■ Problem statement ■
Show every line of the data below that includes the word "icon".
**********
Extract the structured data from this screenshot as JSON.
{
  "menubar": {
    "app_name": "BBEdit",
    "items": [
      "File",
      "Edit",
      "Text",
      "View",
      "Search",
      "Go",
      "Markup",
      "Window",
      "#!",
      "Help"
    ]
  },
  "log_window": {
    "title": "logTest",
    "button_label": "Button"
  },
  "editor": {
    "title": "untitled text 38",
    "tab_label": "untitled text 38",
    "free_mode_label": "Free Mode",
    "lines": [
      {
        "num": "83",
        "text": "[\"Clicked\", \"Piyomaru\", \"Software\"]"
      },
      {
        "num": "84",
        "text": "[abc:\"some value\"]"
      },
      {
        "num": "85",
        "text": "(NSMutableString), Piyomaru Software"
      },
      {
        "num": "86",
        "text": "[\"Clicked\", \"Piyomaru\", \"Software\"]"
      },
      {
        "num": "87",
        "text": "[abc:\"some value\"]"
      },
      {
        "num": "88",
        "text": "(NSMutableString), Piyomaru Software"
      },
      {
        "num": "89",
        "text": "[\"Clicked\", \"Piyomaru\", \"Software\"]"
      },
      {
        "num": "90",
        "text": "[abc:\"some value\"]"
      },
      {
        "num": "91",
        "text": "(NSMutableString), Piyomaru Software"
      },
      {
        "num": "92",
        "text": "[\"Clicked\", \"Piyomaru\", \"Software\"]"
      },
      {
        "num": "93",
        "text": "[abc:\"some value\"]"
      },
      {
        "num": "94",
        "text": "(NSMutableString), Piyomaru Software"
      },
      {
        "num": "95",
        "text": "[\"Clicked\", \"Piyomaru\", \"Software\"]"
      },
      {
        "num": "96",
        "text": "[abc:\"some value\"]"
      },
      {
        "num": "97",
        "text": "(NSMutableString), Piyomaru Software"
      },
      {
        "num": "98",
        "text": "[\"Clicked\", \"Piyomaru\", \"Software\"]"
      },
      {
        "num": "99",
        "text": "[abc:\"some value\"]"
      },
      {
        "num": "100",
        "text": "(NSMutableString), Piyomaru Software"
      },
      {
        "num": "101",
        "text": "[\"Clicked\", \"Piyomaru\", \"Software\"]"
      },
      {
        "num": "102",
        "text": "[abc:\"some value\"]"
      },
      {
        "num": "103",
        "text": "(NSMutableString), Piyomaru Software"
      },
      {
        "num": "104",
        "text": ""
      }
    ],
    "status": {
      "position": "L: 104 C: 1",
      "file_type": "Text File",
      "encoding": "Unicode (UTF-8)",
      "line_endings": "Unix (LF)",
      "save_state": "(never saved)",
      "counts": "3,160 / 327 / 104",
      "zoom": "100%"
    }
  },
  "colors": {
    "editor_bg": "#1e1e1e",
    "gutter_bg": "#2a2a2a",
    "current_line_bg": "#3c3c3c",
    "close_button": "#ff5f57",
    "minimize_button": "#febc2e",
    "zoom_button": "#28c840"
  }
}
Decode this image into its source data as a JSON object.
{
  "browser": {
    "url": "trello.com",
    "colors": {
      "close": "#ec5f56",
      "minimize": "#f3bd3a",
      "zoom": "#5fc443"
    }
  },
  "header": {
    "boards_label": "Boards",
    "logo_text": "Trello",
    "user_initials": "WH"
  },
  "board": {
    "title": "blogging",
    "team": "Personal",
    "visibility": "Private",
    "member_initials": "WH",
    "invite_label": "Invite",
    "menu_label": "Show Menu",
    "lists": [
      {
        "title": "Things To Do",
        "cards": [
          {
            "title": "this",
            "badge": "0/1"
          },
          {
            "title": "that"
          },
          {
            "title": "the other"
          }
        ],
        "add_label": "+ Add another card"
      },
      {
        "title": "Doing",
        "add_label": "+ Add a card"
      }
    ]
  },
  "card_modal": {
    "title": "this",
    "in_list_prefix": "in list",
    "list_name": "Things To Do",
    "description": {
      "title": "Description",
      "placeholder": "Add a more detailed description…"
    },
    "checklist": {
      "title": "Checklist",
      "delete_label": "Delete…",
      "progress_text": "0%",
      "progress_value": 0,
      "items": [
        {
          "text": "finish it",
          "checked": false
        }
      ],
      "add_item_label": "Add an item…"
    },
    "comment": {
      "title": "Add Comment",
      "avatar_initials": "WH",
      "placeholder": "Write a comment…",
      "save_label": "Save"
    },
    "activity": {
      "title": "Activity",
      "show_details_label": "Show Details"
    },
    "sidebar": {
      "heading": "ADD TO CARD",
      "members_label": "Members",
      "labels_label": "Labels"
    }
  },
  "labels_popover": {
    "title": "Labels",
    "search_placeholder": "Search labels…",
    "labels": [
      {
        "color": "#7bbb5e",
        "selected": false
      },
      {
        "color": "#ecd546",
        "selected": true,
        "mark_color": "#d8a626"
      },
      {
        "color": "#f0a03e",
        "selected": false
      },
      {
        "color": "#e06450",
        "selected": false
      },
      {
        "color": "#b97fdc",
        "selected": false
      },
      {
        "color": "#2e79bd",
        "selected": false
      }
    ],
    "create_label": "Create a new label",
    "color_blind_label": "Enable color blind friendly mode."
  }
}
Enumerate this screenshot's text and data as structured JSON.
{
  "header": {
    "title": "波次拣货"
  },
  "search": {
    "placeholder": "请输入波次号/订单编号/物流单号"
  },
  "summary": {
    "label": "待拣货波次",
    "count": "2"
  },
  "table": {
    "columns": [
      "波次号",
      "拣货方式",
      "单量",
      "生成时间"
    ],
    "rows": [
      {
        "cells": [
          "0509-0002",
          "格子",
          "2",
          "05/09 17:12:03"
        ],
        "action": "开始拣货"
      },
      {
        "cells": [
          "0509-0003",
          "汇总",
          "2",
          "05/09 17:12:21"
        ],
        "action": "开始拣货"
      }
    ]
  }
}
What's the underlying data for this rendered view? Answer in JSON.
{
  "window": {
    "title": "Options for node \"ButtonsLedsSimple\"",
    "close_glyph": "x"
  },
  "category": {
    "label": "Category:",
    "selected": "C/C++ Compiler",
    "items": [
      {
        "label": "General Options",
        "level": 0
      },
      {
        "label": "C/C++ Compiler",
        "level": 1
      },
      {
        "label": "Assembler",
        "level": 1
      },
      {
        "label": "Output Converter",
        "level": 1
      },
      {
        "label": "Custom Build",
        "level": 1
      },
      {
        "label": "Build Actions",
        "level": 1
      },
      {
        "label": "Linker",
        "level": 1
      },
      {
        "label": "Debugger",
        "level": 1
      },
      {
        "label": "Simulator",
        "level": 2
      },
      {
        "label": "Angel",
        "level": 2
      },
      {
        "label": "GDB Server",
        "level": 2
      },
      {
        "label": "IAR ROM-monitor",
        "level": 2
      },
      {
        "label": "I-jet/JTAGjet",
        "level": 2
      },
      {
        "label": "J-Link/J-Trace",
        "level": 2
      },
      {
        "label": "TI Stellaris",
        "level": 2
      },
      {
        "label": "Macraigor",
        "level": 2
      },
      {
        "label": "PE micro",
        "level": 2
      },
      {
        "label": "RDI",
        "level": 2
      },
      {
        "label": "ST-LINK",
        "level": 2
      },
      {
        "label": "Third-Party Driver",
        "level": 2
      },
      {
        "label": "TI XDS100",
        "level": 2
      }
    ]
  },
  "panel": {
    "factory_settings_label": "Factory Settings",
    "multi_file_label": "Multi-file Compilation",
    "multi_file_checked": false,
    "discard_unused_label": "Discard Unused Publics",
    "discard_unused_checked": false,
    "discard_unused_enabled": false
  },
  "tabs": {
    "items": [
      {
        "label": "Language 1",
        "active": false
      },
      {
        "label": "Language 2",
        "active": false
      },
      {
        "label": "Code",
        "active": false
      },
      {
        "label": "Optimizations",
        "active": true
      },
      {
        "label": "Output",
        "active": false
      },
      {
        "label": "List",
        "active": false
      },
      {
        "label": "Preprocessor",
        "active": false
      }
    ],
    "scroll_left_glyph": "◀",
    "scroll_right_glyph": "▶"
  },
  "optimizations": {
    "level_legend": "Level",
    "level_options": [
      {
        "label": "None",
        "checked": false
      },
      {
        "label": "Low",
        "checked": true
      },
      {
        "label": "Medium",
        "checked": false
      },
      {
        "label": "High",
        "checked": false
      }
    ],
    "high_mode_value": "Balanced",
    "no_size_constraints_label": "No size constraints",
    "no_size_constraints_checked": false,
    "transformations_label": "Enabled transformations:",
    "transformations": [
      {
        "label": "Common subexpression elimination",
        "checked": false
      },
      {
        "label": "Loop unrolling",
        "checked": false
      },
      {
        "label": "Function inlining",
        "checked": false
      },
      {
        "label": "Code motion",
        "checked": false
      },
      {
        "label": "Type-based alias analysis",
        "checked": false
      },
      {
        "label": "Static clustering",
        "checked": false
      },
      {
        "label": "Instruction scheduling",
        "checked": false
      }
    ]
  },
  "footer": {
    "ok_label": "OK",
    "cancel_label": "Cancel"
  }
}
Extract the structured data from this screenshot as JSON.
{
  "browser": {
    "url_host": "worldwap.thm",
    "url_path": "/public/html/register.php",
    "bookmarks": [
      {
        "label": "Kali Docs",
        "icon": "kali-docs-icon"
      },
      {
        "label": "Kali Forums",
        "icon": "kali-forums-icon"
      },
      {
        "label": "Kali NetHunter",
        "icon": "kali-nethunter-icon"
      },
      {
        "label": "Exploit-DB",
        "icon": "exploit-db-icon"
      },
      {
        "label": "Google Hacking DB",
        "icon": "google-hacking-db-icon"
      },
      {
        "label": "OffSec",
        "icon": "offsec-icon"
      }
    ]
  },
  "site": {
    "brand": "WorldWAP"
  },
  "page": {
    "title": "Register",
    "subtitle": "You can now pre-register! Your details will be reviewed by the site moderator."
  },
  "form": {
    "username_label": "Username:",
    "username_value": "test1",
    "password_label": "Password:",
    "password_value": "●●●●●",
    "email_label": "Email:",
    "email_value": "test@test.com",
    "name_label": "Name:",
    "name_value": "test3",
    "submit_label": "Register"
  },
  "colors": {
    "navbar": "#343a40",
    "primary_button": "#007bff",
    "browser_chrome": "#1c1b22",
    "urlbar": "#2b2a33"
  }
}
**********
■ Output for this task ■
        "icon": "kali-docs-icon"
        "icon": "kali-forums-icon"
        "icon": "kali-nethunter-icon"
        "icon": "exploit-db-icon"
        "icon": "google-hacking-db-icon"
        "icon": "offsec-icon"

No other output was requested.